It may seem a bit odd that I’ve chosen to travel over 9,000 miles and halfway across the globe to deliver all-terrain bicycles to young girls in Cambodia when I am very cognizant of the fact that there are plenty of domestic needs right here in America. I’ve chosen to leave my family for two weeks and dive into the world of Southeast Asia because of my fascination and hope for young girls everywhere to feel that they are individually important and can make a positive difference during their lives.
It all started with Susan B. Anthony and the inspiration I garnered from one of her quotes I read nearly a year ago in the middle of a late night in August. In 1896, she said, “Let me tell you what I think of bicycling. I think it has done more to emancipate women than anything else in the world. It gives women a feeling of freedom and self-reliance. I stand and rejoice every time I see a woman ride by on a wheel… the picture of free, untrammeled womanhood.” It was at that moment in time when I began to really understand that after more than 100 years of development, America was still light years ahead of those in developing third world countries. The rights of women and girls were just beginning to come to a head in first world countries during the late 1800’s but today, over a century later, places like Southeast Asia seem to be going backwards in time as women and children continue to hold no place at all in societal evolution.
As a mother of two children, one being an 11-year old girl with indelible impressions of the world, I feel extremely passionate about the confidence and well-being of young girls. It is commonplace in Cambodia for mothers to find themselves in dire situations where children are having to get themselves to school on their own. For a young girl in a small village, walking to school several miles on foot can turn out to be a very dangerous situation. Providing all-terrain bicycles can help them avoid violence and arrive safely at their schools. If more young women can get their education, more of them can find work and begin to slowly break the cycle of female oppression in third world countries.

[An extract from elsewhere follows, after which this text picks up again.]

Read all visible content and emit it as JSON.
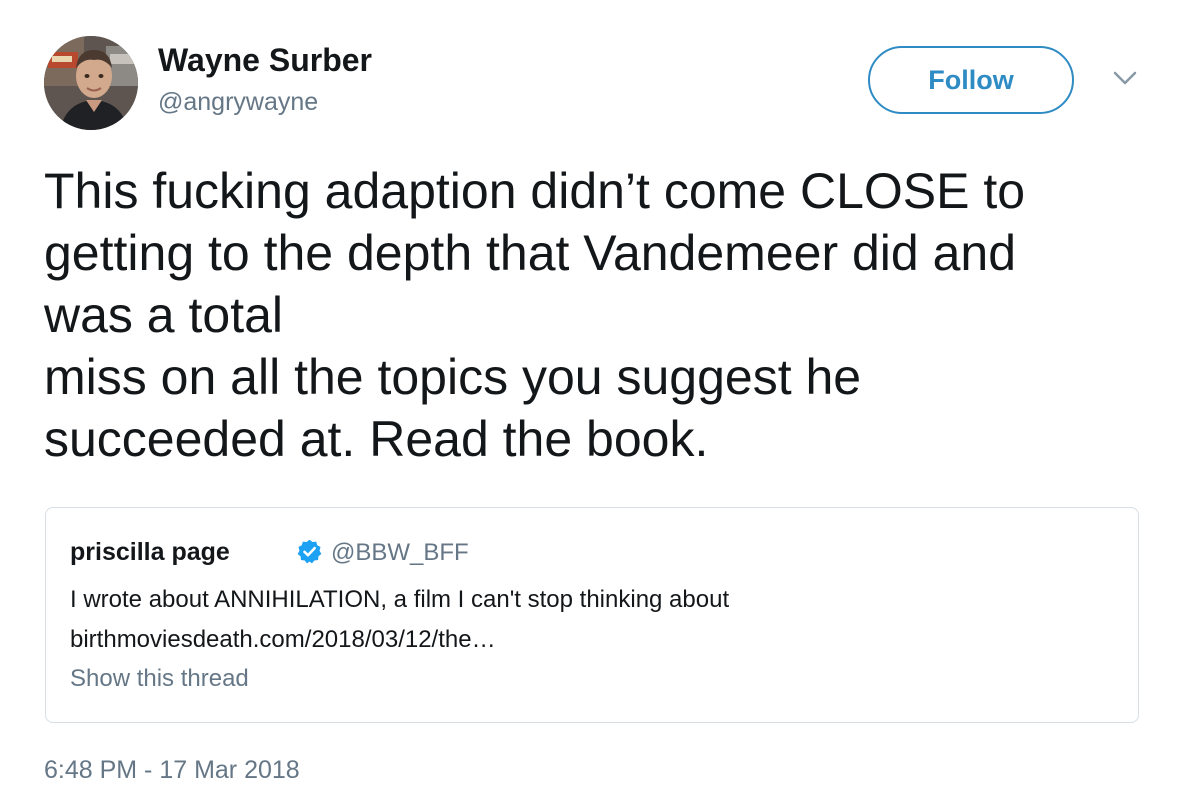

I know cannot change the world but if I can positively affect just a handful of girls by empowering them with the passion and determination to continue their education, then I will feel like my art has made a difference in this world. I want all young girls to know that they can really make a difference in this world. This is my goal; it’s simple. I want to create momentum and positive change through the understanding of my art. This is why I’ve partnered with Lotus Outreach International and Lotus Pedals and this is why the bike symbolizes much more to me than just 2-wheels: A symbol of both freedom and hope.
My voyage begins in November after my art opening at the Asheville Art Museum on October 16th. I will travel with my mother and we will fly into Vietnam and then spend time in Siem Reap, Cambodia speaking and meeting with young girls. To find out more and to learn how you can personally help to provide bikes to these young girls, you can visit my page www.NancyJoyceGallery.com/Bicyclette.